Assignment:
Which lines of the records below contain the string "verified"? Report each of them.

Record set:

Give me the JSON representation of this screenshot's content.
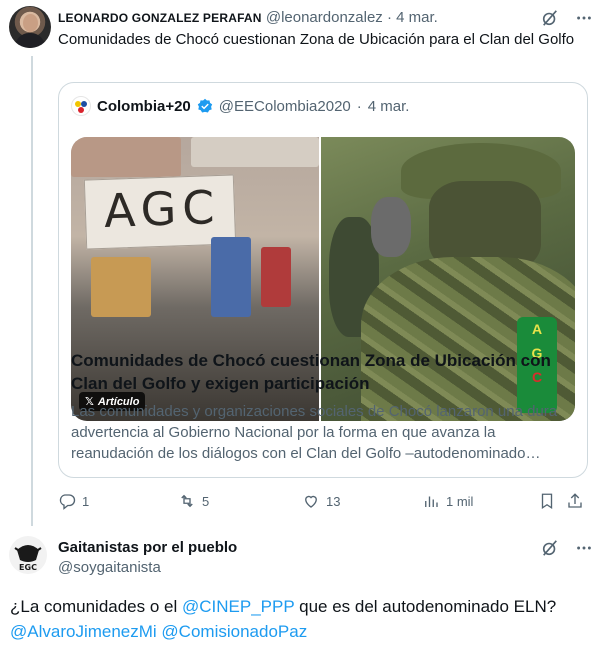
{
  "tweet1": {
    "author_name": "LEONARDO GONZALEZ PERAFAN",
    "author_handle": "@leonardonzalez",
    "separator": "·",
    "date": "4 mar.",
    "text": "Comunidades de Chocó cuestionan Zona de Ubicación para el Clan del Golfo",
    "quote": {
      "author_name": "Colombia+20",
      "author_handle": "@EEColombia2020",
      "separator": "·",
      "date": "4 mar.",
      "media_sign_text": "AGC",
      "media_armband_text": [
        "A",
        "G",
        "C"
      ],
      "media_badge": "Artículo",
      "title": "Comunidades de Chocó cuestionan Zona de Ubicación con Clan del Golfo y exigen participación",
      "description": "Las comunidades y organizaciones sociales de Chocó lanzaron una dura advertencia al Gobierno Nacional por la forma en que avanza la reanudación de los diálogos con el Clan del Golfo –autodenominado…"
    },
    "actions": {
      "replies": "1",
      "retweets": "5",
      "likes": "13",
      "views": "1 mil"
    }
  },
  "tweet2": {
    "author_name": "Gaitanistas por el pueblo",
    "author_handle": "@soygaitanista",
    "avatar_text": "EGC",
    "text_prefix": "¿La comunidades o el ",
    "mention1": "@CINEP_PPP",
    "text_middle": " que es del autodenominado ELN?",
    "mention2": "@AlvaroJimenezMi",
    "mention3": "@ComisionadoPaz"
  },
  "icons": {
    "grok": "grok-slash-icon",
    "more": "more-dots-icon",
    "verified": "verified-badge-icon",
    "reply": "reply-icon",
    "retweet": "retweet-icon",
    "like": "like-icon",
    "views": "views-icon",
    "bookmark": "bookmark-icon",
    "share": "share-icon"
  },
  "colors": {
    "link": "#1d9bf0",
    "muted": "#536471",
    "border": "#cfd9de",
    "verified": "#1d9bf0"
  }
}
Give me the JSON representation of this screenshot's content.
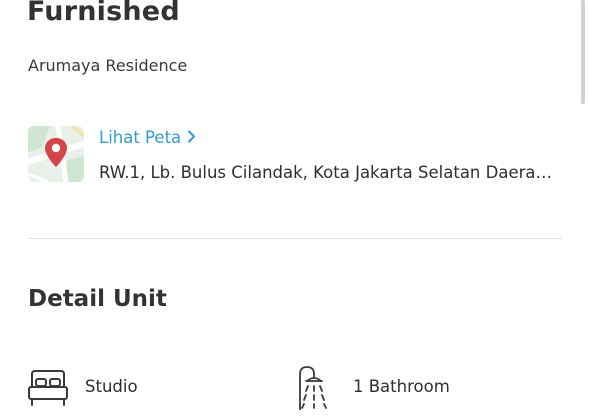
{
  "listing": {
    "title": "Furnished",
    "property_name": "Arumaya Residence"
  },
  "location": {
    "map_link_label": "Lihat Peta",
    "address": "RW.1, Lb. Bulus Cilandak, Kota Jakarta Selatan Daera…",
    "map_icon": "map-pin-icon",
    "link_icon": "chevron-right-icon"
  },
  "detail_unit": {
    "section_title": "Detail Unit",
    "features": [
      {
        "icon": "bed-icon",
        "label": "Studio"
      },
      {
        "icon": "shower-icon",
        "label": "1 Bathroom"
      }
    ]
  },
  "colors": {
    "link": "#2a9ed6",
    "pin": "#d64545",
    "divider": "#e0e0e0"
  }
}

Reply to the task:
    "verified": "verified-badge-icon",
    "verified": "#1d9bf0"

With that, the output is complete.